Here is one way of looking at it: Imagine we have some positive charge sitting atop an equal amount of negative charge, such that ρ=0 throughout. Now we move the positive and negative charges away from each other, creating a current. The immediate effect of this current is to string out a pencil of electric field lines between the positive and negative charges. This initial E field closely follows path of the current – of course we shouldn't expect a nice dipole field immediately due to the finite speed of light. But now, at the boundaries of the region of current, the strength of E varies in a direction perpendicular to the field lines, which means that there is a curl of the E-field. This makes a B-field begin to circulate around the path of the current. At its edge there's a curl of B which again starts to modify the E-field, and so on ... The end result is that the original pencil of electrical field lines radiate away from each other into free space until they assume the configuration predicted by electrostatics.
Of course, all this does not mean that it isn't useful to imagine that changes cause curls rather than vice versa, when solving concrete problems. Once we've seen that the equations are consistent, we can apply them in whatever direction we choose.
Just for completeness, we can do the same thing with potentials. Introducing the vector and scalar potentials A and φ, a standard presentation of electrodynamics is:
- ∇²&phi – ∂²φ/∂t² = –ρ
- ∇²A – ∂²A/∂t² = –J
together with the Lorenz gauge ∇·A+∂φ/∂t=0. As before, we solve each equation for the highest time derivatives:
- ∂²φ/∂t² = ∇²φ – ρ
- ∂²A/∂t² = ∇²A – J
We see that if we know the sources at all times, and the potentials and their rate of change at time t0, the potentials at all times are determined. Of course the potentials at t0 must satisfy the Lorenz condition, and they must keep satisfying it in the future. We differentiate it to find
0 = (∂/∂t)(∇·A+∂φ/∂t) = ∇·(∂A/&partt) + ∂²&phi/∂t² = ∇·(∂A/&partt) + ∇²φ – ρ
which is another relation between the potentials and their rate of change, this time also involving the charge density. This has to hold at t0, just as there was an initial condition involving charge density in the E-B formulation. But it also has to continue holding, to maintain the Lorenz condition beyond t0+δt, so we differentiate it once more:
0 = (∂/∂t)(∇·(∂A/&partt) + ∇²φ – ρ) = ∇·(∂²A/∂t²) + ∇²(∂φ/∂t) – ∂ρ/∂t = ∇·∇²A – ∇·J – ∇²(∇·A) – ∂ρ/∂t

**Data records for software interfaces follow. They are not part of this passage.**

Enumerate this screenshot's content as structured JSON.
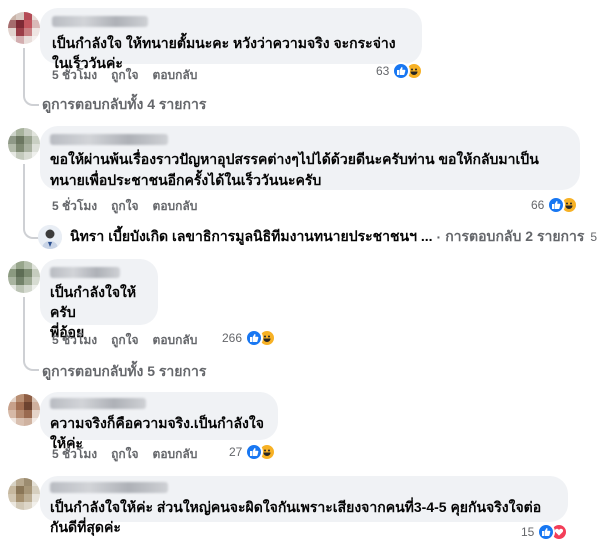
{
  "comments": [
    {
      "text": "เป็นกำลังใจ ให้ทนายตั้มนะคะ หวังว่าความจริง จะกระจ่าง ในเร็ววันค่ะ",
      "time": "5 ชั่วโมง",
      "like_label": "ถูกใจ",
      "reply_label": "ตอบกลับ",
      "reactions": "63",
      "reaction_types": [
        "like-icon",
        "haha-icon"
      ],
      "view_replies": "ดูการตอบกลับทั้ง 4 รายการ"
    },
    {
      "text": "ขอให้ผ่านพ้นเรื่องราวปัญหาอุปสรรคต่างๆไปได้ด้วยดีนะครับท่าน ขอให้กลับมาเป็นทนายเพื่อประชาชนอีกครั้งได้ในเร็ววันนะครับ",
      "time": "5 ชั่วโมง",
      "like_label": "ถูกใจ",
      "reply_label": "ตอบกลับ",
      "reactions": "66",
      "reaction_types": [
        "like-icon",
        "haha-icon"
      ],
      "reply_preview": {
        "name": "นิทรา",
        "text": "เบี้ยบังเกิด เลขาธิการมูลนิธิทีมงานทนายประชาชนฯ ...",
        "sep": "·",
        "count": "การตอบกลับ 2 รายการ",
        "time": "5 ชั่วโม"
      }
    },
    {
      "text": "เป็นกำลังใจให้ครับ",
      "text2": "พี่อ้อย",
      "time": "5 ชั่วโมง",
      "like_label": "ถูกใจ",
      "reply_label": "ตอบกลับ",
      "reactions": "266",
      "reaction_types": [
        "like-icon",
        "haha-icon"
      ],
      "view_replies": "ดูการตอบกลับทั้ง 5 รายการ"
    },
    {
      "text": "ความจริงก็คือความจริง.เป็นกำลังใจให้ค่ะ",
      "time": "5 ชั่วโมง",
      "like_label": "ถูกใจ",
      "reply_label": "ตอบกลับ",
      "reactions": "27",
      "reaction_types": [
        "like-icon",
        "haha-icon"
      ]
    },
    {
      "text": "เป็นกำลังใจให้ค่ะ ส่วนใหญ่คนจะผิดใจกันเพราะเสียงจากคนที่3-4-5 คุยกันจริงใจต่อกันดีที่สุดค่ะ",
      "time": "5 ชั่วโมง",
      "like_label": "ถูกใจ",
      "reply_label": "ตอบกลับ",
      "reactions": "15",
      "reaction_types": [
        "like-icon",
        "love-icon"
      ]
    }
  ],
  "colors": {
    "like": "#1877f2",
    "haha": "#f7b125",
    "love": "#f33e58",
    "bubble": "#f0f2f5",
    "meta": "#65676b"
  }
}
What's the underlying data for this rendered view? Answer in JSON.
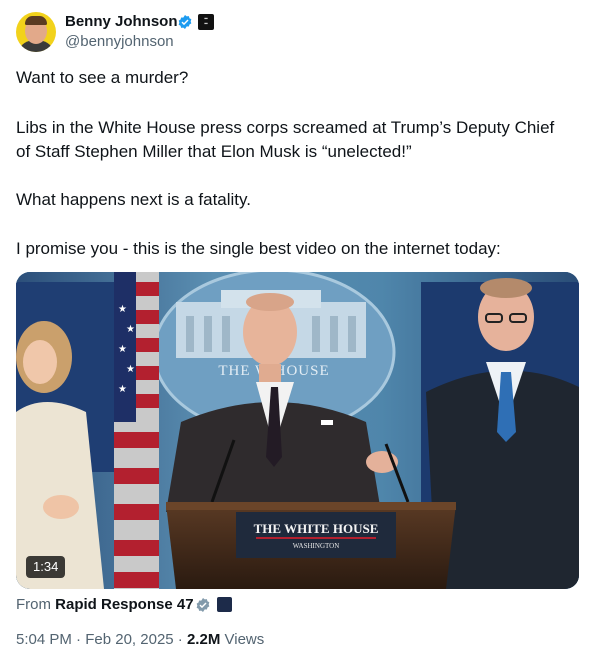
{
  "author": {
    "name": "Benny Johnson",
    "handle": "@bennyjohnson",
    "verified_color": "#1d9bf0"
  },
  "tweet": {
    "paragraphs": [
      "Want to see a murder?",
      "Libs in the White House press corps screamed at Trump’s Deputy Chief\nof Staff Stephen Miller that Elon Musk is “unelected!”",
      "What happens next is a fatality.",
      "I promise you - this is the single best video on the internet today:"
    ]
  },
  "media": {
    "duration": "1:34",
    "seal_text": "THE W       HOUSE",
    "podium_title": "THE WHITE HOUSE",
    "podium_subtitle": "WASHINGTON"
  },
  "attribution": {
    "prefix": "From",
    "source": "Rapid Response 47"
  },
  "meta": {
    "time": "5:04 PM",
    "date": "Feb 20, 2025",
    "views_count": "2.2M",
    "views_label": "Views",
    "separator": "·"
  }
}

But ∇·∇²A=∇²(∇·A) as a matter of vector calculus, so this reduces to charge conservation. The end result, as for the field case, is that we have two equations for the time evolution of the world, and two equations that give initial conditions that must hold at t0 – and the initial conditions will be preserved by the time evolution exactly if charge is conserved.